Check each line of the records below and collect those that include the word "KissMe".

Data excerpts
------------------------------------------------------------

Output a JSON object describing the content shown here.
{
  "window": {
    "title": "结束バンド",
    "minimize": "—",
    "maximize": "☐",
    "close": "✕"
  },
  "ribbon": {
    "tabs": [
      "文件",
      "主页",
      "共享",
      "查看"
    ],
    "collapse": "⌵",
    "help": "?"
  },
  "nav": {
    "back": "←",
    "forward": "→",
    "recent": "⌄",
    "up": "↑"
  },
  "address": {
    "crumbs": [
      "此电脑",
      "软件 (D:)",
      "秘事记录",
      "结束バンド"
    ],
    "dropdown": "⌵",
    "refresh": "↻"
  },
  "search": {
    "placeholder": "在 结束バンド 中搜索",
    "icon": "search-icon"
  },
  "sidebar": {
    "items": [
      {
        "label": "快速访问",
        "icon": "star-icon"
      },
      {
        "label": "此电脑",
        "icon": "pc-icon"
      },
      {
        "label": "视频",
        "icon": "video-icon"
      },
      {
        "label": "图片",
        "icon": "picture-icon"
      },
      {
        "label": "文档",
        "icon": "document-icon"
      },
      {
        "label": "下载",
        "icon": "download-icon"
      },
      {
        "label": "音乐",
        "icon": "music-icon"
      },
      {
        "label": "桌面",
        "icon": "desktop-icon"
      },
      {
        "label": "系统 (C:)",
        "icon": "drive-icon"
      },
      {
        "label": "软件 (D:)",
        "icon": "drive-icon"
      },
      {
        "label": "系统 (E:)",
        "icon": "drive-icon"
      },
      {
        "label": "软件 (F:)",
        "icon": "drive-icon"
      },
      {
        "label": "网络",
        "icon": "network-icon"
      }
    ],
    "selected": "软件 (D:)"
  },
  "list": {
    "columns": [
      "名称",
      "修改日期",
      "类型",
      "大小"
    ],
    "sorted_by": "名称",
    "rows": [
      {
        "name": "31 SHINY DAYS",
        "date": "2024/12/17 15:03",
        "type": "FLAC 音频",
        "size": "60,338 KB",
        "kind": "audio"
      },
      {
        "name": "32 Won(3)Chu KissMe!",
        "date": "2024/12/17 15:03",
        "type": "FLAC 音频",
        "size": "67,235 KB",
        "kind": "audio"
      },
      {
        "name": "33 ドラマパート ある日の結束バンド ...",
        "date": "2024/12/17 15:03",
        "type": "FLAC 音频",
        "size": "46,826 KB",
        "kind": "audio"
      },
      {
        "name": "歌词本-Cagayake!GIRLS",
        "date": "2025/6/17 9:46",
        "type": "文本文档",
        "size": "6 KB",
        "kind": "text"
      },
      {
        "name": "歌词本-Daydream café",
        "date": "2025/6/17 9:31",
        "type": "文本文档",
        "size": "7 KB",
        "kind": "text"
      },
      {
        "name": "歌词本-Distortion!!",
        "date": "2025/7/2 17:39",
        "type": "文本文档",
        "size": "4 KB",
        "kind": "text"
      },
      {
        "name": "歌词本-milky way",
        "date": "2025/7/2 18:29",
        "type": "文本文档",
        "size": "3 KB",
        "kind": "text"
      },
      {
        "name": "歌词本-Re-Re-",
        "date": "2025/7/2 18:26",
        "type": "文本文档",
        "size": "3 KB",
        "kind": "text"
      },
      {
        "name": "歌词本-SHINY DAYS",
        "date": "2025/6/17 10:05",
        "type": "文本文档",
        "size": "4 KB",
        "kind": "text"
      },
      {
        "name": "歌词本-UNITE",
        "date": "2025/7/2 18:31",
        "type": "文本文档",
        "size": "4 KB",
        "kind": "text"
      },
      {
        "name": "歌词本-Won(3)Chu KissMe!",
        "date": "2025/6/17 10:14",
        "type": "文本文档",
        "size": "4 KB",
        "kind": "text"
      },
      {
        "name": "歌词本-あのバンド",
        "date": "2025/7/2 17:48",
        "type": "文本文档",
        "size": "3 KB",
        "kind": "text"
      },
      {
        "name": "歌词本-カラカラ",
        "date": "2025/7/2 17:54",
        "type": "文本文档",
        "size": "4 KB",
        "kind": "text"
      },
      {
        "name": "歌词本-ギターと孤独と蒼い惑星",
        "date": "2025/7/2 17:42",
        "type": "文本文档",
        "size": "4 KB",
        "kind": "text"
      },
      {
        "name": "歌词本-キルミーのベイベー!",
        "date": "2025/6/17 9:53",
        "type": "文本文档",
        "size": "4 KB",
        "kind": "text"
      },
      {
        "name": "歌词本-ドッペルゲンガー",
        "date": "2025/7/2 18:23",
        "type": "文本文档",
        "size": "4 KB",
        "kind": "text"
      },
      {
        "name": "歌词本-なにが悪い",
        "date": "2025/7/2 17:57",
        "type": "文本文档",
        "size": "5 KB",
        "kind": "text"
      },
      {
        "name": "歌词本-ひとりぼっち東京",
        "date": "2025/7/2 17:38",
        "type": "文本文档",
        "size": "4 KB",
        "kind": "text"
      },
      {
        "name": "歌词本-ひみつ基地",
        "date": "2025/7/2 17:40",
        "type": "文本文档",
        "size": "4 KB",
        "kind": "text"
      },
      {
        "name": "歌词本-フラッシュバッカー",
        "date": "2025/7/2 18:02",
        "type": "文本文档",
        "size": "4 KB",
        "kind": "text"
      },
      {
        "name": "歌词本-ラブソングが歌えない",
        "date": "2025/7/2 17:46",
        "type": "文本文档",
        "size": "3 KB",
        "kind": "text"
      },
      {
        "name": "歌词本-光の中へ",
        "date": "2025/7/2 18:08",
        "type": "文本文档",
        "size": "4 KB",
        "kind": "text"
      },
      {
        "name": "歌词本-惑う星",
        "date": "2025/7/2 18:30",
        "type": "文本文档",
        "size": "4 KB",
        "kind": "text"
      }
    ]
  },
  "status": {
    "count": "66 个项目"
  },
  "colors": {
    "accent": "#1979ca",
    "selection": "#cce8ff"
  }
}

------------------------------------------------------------

RESPONSE:
        "name": "32 Won(3)Chu KissMe!",
        "name": "歌词本-Won(3)Chu KissMe!",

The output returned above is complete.